The layoffs were necessary, despite a stellar fourth quarter which saw the data competitive local exchange carrier garner 20,000 new digital subscriber line customers, an increase of 43 percent over the third quarter.
Many of those customers, to the tune of nearly 7,000, came at the expense of Flashcom Inc., a broadband provider that went out of business last month after failing to pay for DSL orders it made.
According to Clay Storer, president and chief executive officer of Denver-based provider Broadband Solutions Inc., Rhythms and the rest of the DSL community is paying for the sins of a frantic deployment rate.
"The problem with the Big Three (Covad Communications Group Inc., NorthPoint Communications Inc., and Rhythms) is their business plan, which is inherently flawed," Storer said. "It won't work unless they change the way they operate their business. The costs involved in maintaining a network the size those companies have is huge, and running out and expanding the network doesn't help. They'll never make (earnings before interest, taxes, depreciation and amortization) profits if they don't fill up the network they have with users."
To do that, Rhythms has decided to refocus its energies in the 40 markets in which it already has a presence. It's a change of pace for them and other providers who want to remain afloat; the rush to be first-to-market is now tempered with the desire to concentrate on the markets it has and acquire more customers there.
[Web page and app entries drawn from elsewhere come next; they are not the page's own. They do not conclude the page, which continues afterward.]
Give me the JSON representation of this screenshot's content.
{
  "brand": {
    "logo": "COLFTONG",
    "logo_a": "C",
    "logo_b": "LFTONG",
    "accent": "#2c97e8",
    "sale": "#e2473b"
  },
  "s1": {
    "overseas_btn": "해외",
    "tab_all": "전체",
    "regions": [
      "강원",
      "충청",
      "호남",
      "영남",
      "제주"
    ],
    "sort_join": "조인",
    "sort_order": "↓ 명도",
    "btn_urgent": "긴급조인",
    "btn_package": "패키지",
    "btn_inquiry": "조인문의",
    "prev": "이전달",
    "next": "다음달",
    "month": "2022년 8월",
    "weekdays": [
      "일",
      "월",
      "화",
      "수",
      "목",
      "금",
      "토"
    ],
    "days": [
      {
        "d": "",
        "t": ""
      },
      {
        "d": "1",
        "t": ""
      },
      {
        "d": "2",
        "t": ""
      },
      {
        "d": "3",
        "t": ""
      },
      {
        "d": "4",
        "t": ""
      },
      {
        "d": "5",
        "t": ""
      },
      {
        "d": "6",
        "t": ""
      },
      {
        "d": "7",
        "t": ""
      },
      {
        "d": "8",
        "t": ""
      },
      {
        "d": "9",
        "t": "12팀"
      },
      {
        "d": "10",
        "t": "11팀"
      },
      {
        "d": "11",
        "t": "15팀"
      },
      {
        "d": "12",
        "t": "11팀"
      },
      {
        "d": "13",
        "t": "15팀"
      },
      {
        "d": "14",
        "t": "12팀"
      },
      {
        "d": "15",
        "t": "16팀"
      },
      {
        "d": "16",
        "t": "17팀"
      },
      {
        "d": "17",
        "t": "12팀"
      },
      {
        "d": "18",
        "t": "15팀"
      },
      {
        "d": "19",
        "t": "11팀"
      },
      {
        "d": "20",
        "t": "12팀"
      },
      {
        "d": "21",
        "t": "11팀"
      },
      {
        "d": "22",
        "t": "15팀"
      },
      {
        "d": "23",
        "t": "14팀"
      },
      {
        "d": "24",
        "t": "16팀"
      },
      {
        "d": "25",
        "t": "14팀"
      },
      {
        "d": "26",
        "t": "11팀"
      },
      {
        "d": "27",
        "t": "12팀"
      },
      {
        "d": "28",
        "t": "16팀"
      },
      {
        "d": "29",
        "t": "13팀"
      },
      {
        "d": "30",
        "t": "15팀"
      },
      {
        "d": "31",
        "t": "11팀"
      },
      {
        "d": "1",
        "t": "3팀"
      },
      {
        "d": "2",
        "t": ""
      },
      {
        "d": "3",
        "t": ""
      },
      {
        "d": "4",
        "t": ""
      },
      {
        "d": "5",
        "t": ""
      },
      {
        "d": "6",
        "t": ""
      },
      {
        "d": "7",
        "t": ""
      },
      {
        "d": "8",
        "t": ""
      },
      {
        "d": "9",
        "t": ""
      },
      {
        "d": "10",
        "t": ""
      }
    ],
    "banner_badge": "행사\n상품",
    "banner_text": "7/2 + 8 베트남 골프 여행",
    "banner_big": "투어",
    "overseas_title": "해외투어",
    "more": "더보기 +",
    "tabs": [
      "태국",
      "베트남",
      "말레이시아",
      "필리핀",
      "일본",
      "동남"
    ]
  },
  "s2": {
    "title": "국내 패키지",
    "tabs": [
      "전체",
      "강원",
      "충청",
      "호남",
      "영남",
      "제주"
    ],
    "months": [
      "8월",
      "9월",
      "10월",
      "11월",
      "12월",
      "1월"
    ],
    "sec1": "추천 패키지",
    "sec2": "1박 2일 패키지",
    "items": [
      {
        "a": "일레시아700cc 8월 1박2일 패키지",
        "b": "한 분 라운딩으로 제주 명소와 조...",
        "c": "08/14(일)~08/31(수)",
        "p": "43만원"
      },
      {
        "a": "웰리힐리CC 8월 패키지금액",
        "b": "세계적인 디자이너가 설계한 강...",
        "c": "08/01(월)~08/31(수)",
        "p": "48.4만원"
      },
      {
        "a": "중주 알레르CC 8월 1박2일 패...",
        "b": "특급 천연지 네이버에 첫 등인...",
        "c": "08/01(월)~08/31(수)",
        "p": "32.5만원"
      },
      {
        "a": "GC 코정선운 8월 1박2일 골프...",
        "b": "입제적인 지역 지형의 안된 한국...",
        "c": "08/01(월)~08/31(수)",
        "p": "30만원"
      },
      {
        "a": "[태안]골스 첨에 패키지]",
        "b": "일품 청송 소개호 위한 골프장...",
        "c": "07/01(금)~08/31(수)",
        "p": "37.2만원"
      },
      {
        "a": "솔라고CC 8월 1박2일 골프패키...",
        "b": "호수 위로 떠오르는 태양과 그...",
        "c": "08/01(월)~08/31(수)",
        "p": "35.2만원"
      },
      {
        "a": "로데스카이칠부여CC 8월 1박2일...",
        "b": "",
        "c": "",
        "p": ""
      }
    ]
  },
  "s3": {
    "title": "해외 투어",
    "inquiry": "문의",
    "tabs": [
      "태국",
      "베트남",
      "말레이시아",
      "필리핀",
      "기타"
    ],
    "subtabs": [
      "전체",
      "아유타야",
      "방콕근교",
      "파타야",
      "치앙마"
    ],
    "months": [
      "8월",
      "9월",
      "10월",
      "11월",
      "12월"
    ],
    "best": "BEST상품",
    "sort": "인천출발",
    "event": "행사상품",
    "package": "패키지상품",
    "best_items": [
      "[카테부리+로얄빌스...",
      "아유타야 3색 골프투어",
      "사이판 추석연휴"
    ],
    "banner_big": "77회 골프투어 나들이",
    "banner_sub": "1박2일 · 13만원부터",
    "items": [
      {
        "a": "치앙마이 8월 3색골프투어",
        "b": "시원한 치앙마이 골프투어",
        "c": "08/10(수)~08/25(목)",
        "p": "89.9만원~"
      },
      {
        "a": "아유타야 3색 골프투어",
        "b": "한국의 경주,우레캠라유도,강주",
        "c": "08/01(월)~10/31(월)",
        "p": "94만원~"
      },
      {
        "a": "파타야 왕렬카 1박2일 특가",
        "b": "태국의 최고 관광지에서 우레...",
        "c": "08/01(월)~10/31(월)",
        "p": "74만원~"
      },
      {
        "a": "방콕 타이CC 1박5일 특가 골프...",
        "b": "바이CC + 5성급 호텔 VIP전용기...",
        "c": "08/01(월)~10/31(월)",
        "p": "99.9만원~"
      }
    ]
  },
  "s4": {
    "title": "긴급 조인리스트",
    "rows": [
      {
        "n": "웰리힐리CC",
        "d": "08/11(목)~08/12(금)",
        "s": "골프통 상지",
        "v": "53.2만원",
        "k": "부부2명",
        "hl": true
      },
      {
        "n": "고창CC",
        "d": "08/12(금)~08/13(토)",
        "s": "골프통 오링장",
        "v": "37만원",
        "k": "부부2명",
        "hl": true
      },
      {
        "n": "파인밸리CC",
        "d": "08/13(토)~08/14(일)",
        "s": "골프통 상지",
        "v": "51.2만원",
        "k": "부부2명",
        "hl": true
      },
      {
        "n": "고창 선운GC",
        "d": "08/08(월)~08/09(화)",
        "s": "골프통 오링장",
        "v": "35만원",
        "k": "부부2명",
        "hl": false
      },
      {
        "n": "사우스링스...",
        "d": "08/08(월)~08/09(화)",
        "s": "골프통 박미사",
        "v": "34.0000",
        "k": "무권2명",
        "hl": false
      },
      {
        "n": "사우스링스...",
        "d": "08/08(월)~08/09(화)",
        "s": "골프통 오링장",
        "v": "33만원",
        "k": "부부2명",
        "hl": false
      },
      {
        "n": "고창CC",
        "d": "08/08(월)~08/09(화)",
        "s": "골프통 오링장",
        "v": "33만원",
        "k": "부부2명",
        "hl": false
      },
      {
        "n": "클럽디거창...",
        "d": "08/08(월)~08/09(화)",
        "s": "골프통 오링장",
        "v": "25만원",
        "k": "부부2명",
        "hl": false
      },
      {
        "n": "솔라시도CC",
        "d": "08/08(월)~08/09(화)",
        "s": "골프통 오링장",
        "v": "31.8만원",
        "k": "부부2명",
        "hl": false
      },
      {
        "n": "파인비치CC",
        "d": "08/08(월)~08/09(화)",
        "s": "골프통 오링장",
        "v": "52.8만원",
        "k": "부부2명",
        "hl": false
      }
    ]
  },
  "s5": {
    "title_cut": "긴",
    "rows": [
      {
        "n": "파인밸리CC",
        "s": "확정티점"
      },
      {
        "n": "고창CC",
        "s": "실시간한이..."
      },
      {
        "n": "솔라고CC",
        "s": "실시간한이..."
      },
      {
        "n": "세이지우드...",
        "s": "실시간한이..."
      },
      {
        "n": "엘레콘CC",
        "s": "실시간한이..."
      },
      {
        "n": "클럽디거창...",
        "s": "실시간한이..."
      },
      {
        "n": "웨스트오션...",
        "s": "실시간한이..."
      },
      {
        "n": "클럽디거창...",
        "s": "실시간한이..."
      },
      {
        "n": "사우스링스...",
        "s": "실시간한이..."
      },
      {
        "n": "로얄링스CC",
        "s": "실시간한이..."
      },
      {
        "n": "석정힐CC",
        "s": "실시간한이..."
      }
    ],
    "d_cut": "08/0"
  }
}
"I think what we're seeing is going to be a switch in policy to be more retail-centric," Storer said. "They are going to have to own the customer to make the money they need to survive."